■ EXERCISE DIRECTIONS
The answer is every line of the records that holds the word "JSON", copied in full.
******
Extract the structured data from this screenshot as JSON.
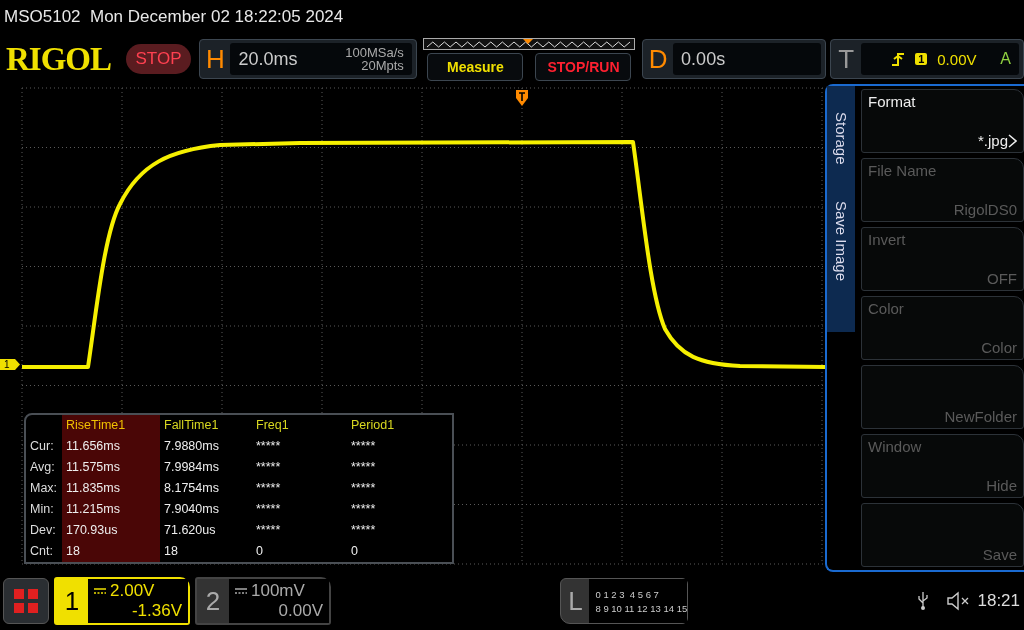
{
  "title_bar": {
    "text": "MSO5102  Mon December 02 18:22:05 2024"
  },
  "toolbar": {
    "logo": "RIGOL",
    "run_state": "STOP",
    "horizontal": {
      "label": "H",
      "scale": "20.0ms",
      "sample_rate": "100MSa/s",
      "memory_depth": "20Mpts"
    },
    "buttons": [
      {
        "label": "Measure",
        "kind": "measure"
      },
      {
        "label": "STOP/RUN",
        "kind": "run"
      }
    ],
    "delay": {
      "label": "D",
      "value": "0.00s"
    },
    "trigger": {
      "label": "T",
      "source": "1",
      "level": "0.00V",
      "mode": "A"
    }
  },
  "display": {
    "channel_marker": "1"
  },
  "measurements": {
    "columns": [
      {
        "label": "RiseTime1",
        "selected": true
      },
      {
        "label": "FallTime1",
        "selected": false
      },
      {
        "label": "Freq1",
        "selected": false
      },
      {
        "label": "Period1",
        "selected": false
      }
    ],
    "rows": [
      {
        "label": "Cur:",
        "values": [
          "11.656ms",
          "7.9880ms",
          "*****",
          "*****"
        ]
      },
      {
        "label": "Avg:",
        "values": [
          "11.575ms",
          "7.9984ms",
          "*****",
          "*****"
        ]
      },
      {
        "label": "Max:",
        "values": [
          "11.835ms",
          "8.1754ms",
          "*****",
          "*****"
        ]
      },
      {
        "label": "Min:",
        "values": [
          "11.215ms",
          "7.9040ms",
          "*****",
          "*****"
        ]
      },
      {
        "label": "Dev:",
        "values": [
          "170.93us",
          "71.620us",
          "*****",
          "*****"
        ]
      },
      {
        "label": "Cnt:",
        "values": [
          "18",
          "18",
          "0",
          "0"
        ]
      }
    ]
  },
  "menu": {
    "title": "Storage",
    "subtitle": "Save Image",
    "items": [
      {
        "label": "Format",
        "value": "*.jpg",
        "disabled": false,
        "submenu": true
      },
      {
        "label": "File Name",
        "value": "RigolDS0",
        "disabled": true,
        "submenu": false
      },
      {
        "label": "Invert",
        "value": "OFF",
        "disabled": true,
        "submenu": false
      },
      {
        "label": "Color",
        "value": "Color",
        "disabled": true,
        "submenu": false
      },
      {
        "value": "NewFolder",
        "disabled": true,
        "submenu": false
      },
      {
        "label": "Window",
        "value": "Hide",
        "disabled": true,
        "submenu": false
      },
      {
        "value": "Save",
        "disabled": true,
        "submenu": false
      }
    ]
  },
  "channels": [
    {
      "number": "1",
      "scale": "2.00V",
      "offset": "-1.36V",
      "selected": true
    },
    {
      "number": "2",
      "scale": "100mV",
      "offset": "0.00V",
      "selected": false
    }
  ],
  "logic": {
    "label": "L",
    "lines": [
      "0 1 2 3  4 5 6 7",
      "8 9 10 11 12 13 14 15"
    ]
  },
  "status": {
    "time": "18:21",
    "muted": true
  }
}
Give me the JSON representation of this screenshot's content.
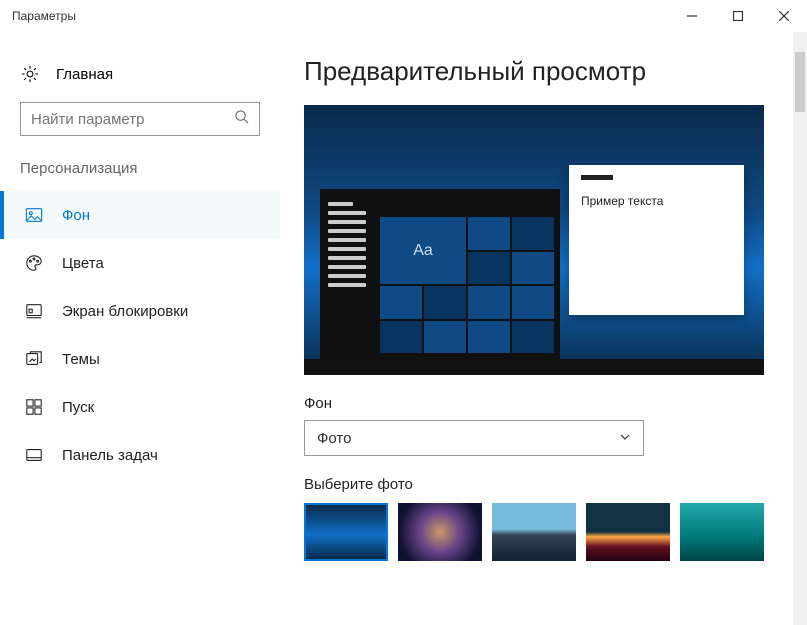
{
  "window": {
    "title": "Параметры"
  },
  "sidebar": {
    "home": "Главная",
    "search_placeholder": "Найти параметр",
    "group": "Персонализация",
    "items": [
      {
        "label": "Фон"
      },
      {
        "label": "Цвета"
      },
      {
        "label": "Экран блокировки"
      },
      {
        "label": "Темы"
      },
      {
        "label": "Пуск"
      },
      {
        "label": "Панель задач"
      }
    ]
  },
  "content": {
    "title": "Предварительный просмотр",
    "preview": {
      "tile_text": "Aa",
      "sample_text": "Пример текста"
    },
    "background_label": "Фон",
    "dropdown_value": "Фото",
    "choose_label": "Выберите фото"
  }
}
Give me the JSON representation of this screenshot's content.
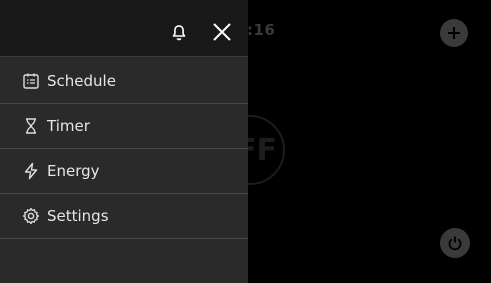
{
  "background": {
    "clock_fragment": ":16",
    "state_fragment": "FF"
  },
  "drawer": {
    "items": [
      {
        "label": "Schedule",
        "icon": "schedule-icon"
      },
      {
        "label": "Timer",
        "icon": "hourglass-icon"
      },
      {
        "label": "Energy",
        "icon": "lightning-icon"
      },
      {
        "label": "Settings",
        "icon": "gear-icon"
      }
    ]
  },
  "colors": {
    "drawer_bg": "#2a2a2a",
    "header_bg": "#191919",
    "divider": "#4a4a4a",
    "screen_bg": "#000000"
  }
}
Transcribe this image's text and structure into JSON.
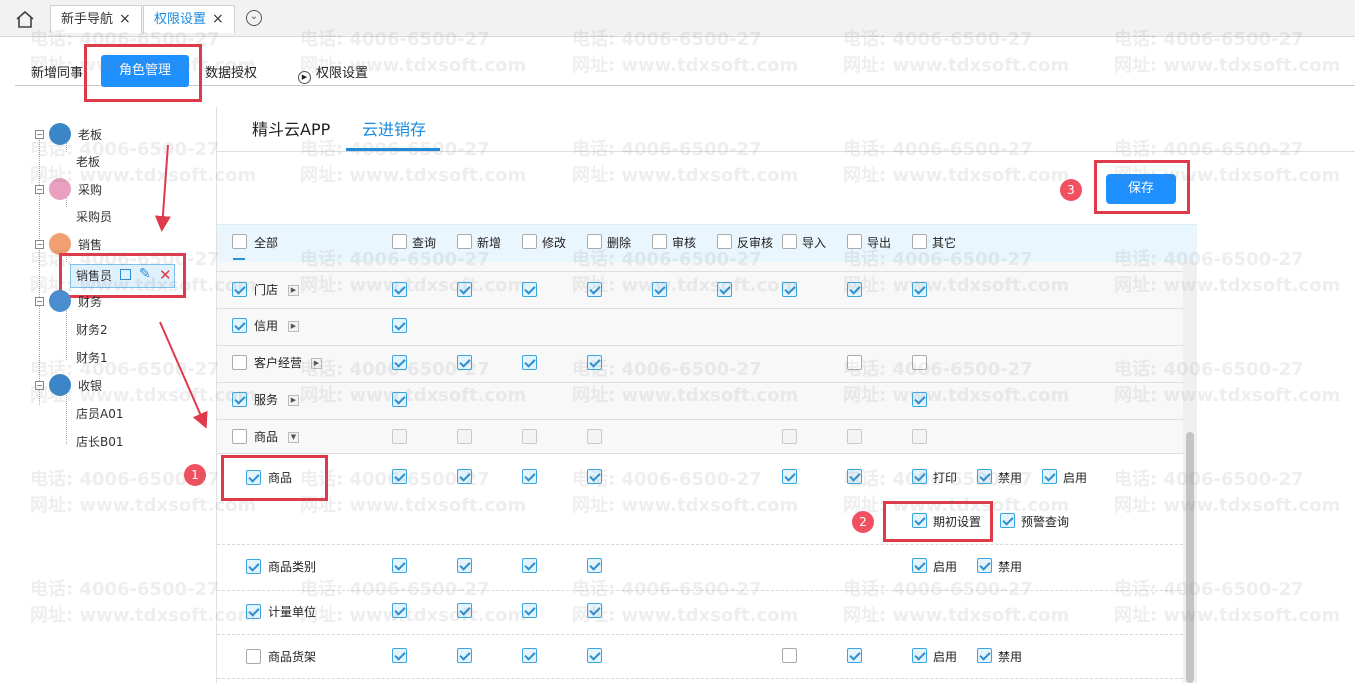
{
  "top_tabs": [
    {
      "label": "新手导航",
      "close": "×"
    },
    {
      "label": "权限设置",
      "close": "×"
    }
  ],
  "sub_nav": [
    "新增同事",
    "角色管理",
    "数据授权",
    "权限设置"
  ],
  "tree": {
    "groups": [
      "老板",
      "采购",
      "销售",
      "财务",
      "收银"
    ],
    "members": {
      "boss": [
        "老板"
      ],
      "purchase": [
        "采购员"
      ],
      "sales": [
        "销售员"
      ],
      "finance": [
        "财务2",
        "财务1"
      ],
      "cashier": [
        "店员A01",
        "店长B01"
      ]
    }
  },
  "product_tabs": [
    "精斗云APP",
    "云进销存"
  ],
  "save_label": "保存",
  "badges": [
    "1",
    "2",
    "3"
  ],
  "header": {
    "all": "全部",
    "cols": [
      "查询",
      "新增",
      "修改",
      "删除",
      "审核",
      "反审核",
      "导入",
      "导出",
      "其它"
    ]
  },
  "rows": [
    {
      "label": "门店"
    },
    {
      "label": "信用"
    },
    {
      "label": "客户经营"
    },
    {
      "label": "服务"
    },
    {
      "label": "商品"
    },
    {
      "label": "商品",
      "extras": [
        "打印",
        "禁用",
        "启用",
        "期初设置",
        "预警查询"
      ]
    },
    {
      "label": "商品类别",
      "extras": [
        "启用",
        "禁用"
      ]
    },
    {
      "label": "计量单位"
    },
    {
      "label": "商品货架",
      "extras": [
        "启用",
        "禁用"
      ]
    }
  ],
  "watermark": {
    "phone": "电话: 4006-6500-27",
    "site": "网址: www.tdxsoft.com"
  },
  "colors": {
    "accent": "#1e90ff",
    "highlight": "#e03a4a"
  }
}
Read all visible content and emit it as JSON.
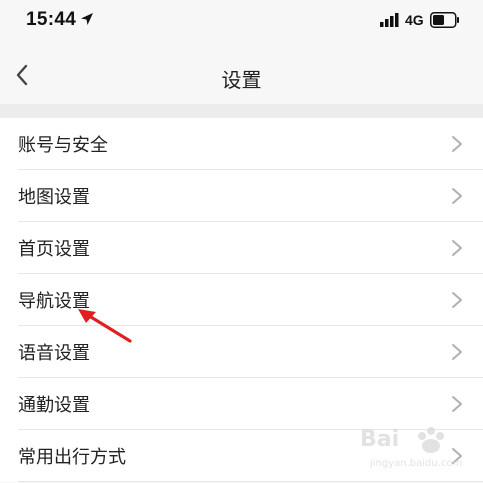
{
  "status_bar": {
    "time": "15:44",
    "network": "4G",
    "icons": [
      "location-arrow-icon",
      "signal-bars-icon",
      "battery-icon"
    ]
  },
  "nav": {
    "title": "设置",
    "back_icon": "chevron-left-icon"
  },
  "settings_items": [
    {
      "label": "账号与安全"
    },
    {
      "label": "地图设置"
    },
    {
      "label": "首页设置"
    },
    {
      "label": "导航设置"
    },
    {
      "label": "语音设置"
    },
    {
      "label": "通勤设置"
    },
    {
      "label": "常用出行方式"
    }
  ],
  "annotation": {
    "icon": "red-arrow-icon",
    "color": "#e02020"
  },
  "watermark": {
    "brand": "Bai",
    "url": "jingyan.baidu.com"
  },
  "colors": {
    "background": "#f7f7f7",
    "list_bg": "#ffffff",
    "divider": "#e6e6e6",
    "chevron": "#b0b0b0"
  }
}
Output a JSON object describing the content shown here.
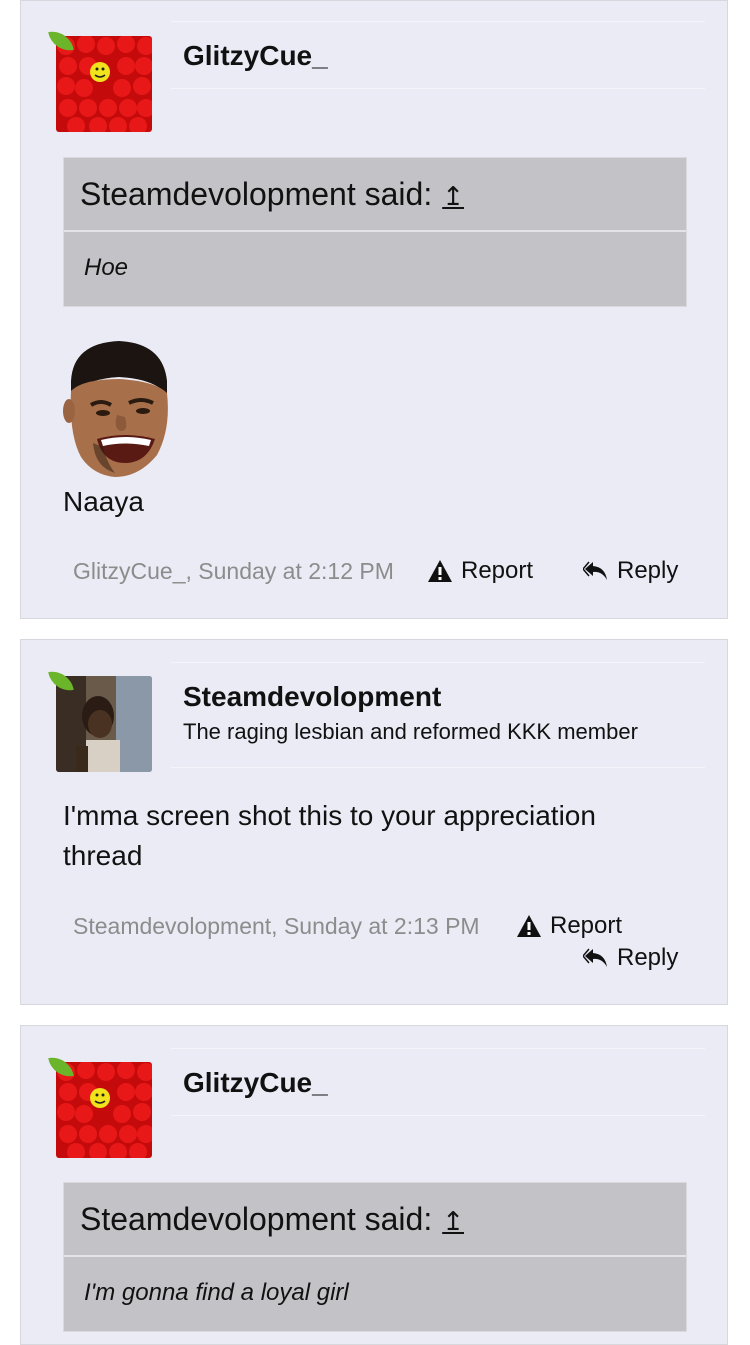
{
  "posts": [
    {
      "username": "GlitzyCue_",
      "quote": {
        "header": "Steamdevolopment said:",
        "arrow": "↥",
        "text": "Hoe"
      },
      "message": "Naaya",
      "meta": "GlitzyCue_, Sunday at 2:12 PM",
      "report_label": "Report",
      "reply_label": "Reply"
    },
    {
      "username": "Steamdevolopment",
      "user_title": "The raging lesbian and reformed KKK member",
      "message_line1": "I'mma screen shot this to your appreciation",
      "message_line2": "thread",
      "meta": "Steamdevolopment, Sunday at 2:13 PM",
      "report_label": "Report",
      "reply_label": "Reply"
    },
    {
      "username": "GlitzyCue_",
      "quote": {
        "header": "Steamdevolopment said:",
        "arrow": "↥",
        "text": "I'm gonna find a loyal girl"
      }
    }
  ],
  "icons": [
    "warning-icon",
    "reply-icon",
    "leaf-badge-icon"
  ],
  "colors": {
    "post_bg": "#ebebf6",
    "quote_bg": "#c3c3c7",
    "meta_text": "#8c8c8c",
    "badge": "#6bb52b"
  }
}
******
■ EXERCISE RESULT
Extract the structured data from this screenshot as JSON.
Give me the JSON representation of this screenshot's content.
Give me the JSON representation of this screenshot's content.
Transcribe this image's text and structure into JSON.
Read all visible content and emit it as JSON.
Output a JSON object describing the content shown here.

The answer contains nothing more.